However, Ciavarro said it’s not easy making all these high-tech systems function at their optimal level when mated to a new transmission installed in a new tractor.
“When we deliver something like a 50 or 60 percent torque rise, our tech guys have to work pretty closely with the Cat transmission guys and the Versatile guys so we know it all works as a package.”
Ciavarro said it took a lot of intense fine-tuning and co-operation, but it wasn’t all dyno work and sitting in front of a computer screen.
“It was long underwear, snowmobile suits and frozen fingers. We spent January, February and March out at the Versatile test site south of Winnipeg.”
Cummins, Cat and Versatile engineers burned the midnight oil, putting as many hours as they could on the tractors, pulling load carts and running tests.
“We were tuning the engine and transmission so they could talk to each other without glitches,” Ciavarro said. “It was basically polishing and perfecting our Tier 4 interim to match the transmission and the tractor.”
QSX 11.9 Tier 4i engines go into the new 350, 375 and 400 tractors, while the larger QSX 15 Tier 4i engines go into the new 450, 500 and 550 tractors.
Ciavarro said DPF is one of the most significant technological breakthroughs prompted by the new emission standards. It requires no urea additives and provides 99 percent passive regeneration in normal work conditions.
“We use heat from the combustion chamber to break down the particulate material to the point that the exhaust is putting out only carbon dioxide, carbon monoxide, nitrogen and water. No particles and no smoke.”
He said the EGR and DPF must work together. Exhaust is recycled back into the combustion chambers to burn off more nitrous oxide, which reduces the workload on the DPF and uses a continuous catalytic reaction to burn off remaining particles.
“If you do the kind of heavy work these tractors are designed for, you will definitely create enough heat and exhaust flow to regenerate the DPF system automatically.
“But, at idle and low duty cycles, the engine doesn’t generate enough heat for passive regeneration. In that case, you simply press the DPF button and wait 30 or 40 minutes for the system to regenerate itself.”

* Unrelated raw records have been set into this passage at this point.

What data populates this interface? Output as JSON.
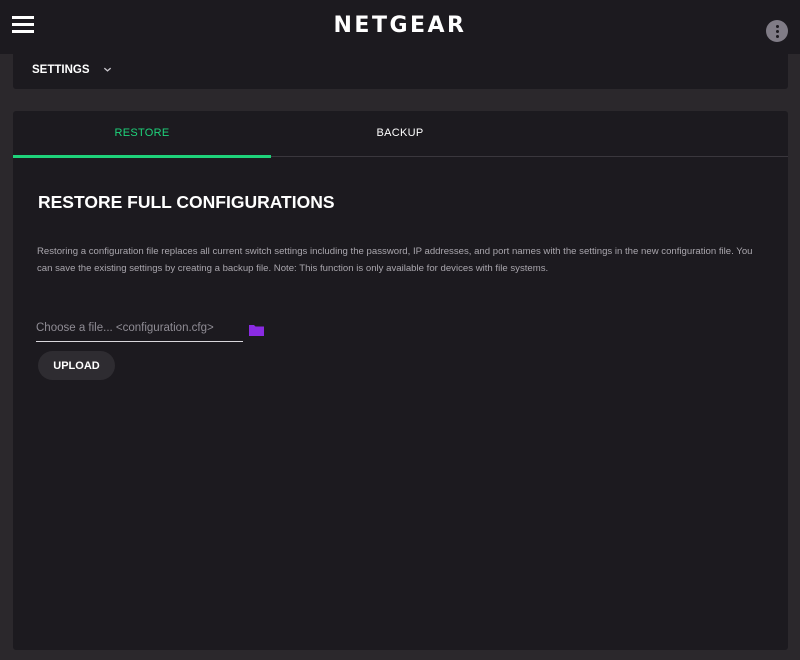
{
  "header": {
    "logo": "NETGEAR",
    "menu_icon": "hamburger-menu-icon",
    "more_icon": "more-vertical-icon"
  },
  "settings_bar": {
    "label": "SETTINGS",
    "icon": "chevron-down-icon"
  },
  "tabs": [
    {
      "label": "RESTORE",
      "active": true
    },
    {
      "label": "BACKUP",
      "active": false
    }
  ],
  "restore": {
    "title": "RESTORE FULL CONFIGURATIONS",
    "description": "Restoring a configuration file replaces all current switch settings including the password, IP addresses, and port names with the settings in the new configuration file. You can save the existing settings by creating a backup file. Note: This function is only available for devices with file systems.",
    "file_input": {
      "value": "",
      "placeholder": "Choose a file... <configuration.cfg>"
    },
    "folder_icon": "folder-icon",
    "upload_label": "UPLOAD"
  },
  "colors": {
    "accent_green": "#1ed27a",
    "folder_purple": "#8a2be2",
    "background": "#1c1a1f"
  }
}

Maintenance comes at 6,000 hours, at which point the DPF must be dismantled and the centre section brought to a Cummins service centre to have ash blown out.
The DPF will not perform as designed unless the operator changes oil every 500 hours and uses only low ash CJ4 oil. Fuel should be only low sulfur diesel with a maximum of 15 parts per million of sulfur.

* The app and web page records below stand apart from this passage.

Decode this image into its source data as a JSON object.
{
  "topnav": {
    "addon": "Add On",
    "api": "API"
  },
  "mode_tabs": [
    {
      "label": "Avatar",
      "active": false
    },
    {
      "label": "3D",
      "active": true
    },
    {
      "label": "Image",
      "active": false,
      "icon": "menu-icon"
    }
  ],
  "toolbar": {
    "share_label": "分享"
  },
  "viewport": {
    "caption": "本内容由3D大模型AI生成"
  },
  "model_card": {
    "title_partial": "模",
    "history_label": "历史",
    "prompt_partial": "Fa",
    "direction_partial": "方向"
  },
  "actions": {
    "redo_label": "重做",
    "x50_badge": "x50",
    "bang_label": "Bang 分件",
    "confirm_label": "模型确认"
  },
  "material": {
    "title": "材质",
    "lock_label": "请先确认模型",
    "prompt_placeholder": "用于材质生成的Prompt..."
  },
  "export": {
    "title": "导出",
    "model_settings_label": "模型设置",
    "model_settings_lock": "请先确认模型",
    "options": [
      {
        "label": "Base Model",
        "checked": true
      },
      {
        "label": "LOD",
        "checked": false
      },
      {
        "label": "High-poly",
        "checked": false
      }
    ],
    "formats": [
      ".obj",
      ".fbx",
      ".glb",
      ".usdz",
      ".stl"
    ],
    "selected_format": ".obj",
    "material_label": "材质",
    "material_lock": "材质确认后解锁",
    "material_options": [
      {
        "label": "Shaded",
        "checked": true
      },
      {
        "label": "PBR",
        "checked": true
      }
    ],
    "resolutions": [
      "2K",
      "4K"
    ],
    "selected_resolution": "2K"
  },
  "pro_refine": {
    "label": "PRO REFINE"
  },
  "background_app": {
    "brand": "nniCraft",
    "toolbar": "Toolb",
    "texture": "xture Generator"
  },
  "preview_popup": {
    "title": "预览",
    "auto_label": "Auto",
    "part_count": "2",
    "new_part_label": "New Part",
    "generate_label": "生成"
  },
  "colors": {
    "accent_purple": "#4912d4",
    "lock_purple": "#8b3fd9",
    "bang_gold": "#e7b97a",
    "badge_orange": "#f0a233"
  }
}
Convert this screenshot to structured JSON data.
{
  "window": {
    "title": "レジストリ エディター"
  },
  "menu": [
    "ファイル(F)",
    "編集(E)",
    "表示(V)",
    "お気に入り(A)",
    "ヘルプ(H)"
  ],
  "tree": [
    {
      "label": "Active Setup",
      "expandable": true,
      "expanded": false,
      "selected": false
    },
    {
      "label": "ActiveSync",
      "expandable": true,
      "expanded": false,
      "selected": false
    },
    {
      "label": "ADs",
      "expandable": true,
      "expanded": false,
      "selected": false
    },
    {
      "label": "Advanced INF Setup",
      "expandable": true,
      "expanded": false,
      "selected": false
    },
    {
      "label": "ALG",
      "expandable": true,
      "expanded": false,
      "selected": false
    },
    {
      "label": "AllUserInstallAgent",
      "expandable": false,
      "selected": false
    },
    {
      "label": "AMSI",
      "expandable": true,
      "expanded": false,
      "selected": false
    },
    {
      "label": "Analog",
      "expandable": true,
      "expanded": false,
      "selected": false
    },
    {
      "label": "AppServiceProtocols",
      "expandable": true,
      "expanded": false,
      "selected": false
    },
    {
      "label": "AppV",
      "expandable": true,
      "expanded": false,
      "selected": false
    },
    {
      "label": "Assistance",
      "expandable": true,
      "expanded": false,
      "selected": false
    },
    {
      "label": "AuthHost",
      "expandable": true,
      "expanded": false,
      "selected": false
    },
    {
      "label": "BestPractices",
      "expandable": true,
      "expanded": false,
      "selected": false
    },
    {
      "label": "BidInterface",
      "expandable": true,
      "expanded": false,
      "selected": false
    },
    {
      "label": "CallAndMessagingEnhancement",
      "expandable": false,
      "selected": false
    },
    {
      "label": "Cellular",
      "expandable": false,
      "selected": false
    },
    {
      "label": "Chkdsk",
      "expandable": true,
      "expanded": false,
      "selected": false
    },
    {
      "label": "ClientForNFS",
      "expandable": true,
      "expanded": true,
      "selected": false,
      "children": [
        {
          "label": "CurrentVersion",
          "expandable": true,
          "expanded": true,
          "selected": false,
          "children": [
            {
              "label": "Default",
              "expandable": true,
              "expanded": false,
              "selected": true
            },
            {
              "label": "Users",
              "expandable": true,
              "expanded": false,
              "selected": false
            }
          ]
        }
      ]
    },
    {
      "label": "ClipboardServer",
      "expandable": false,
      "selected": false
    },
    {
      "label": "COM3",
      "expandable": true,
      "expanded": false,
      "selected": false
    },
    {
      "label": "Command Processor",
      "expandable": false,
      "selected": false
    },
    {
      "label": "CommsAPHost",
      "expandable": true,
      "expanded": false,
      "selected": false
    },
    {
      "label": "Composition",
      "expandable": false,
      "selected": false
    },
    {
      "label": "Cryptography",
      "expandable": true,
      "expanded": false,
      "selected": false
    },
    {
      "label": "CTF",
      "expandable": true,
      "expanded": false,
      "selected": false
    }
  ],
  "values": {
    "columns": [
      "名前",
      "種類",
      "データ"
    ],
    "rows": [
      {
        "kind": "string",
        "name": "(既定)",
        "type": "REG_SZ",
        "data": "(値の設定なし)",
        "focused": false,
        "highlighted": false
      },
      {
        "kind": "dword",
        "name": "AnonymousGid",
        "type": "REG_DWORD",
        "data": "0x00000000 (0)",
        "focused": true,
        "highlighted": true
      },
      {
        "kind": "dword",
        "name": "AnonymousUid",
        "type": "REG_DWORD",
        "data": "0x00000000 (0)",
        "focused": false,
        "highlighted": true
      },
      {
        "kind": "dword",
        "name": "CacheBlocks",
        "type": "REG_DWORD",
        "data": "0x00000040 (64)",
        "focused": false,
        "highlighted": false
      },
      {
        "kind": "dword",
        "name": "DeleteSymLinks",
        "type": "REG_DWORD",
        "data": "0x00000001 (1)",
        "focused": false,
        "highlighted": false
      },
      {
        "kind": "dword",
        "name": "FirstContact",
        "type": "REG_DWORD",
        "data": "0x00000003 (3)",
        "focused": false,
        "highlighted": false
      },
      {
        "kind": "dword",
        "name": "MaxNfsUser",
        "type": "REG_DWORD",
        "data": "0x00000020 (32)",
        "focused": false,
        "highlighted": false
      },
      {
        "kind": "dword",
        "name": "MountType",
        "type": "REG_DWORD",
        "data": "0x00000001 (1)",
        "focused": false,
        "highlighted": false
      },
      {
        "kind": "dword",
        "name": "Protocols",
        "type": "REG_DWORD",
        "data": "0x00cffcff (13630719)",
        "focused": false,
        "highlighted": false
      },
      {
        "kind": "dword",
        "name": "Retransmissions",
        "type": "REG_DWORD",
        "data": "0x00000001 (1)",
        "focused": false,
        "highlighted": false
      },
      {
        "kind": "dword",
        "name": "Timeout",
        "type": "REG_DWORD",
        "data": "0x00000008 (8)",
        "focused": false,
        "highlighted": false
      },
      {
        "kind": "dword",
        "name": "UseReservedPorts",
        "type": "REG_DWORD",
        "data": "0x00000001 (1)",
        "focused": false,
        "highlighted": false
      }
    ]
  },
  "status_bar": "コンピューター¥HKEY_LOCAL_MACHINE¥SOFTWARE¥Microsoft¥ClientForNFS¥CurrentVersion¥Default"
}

Ciavarro said the VGT can change the term ratio of the turbine to match the workload.
“The VGT can act like a smaller turbine than it really is so it spools up quicker. That gives better transient response and load acceptance.”
He said that in automotive language, it’s like turbo lag and throttle response. VGT virtually eliminates turbo lag and provides instant throttle response.
“At the high end, we really open up the VGT to move a huge volume of air through that engine. The 550 engine goes to 590 h.p. on the power bulge. That’s nearly as much useable power as the current 575 Versatile.”
He said the QSX15 in a Tier 4 final agricultural tractor will be 675 h.p.
“It’ll have a bigger VGT turbo and more of a free flow exhaust in the after treatment system. People should remember that these aren’t like the old Cummins engines, when you’d simply turn the screw a little bit for more power. You can’t modify or retune or hot rod these engines, even if you had the right computer access. These engines are carefully dialed in as part of the whole drive train package.”
He also said many users of this equipment aren’t particularly interested about tier standards and emission control systems.
“Most customers in industry, construction, highway transportation and agriculture do not care about what’s coming out of the tailpipe,” he said.
“My boss is head of industrial application engineering. He stresses to us that customers want to get their work done in the least amount of time, burning the least amount of diesel.
“However, I often get some very relevant questions from farmers who are quite informed and up to speed on the emission standards. It tells me they study the subject.”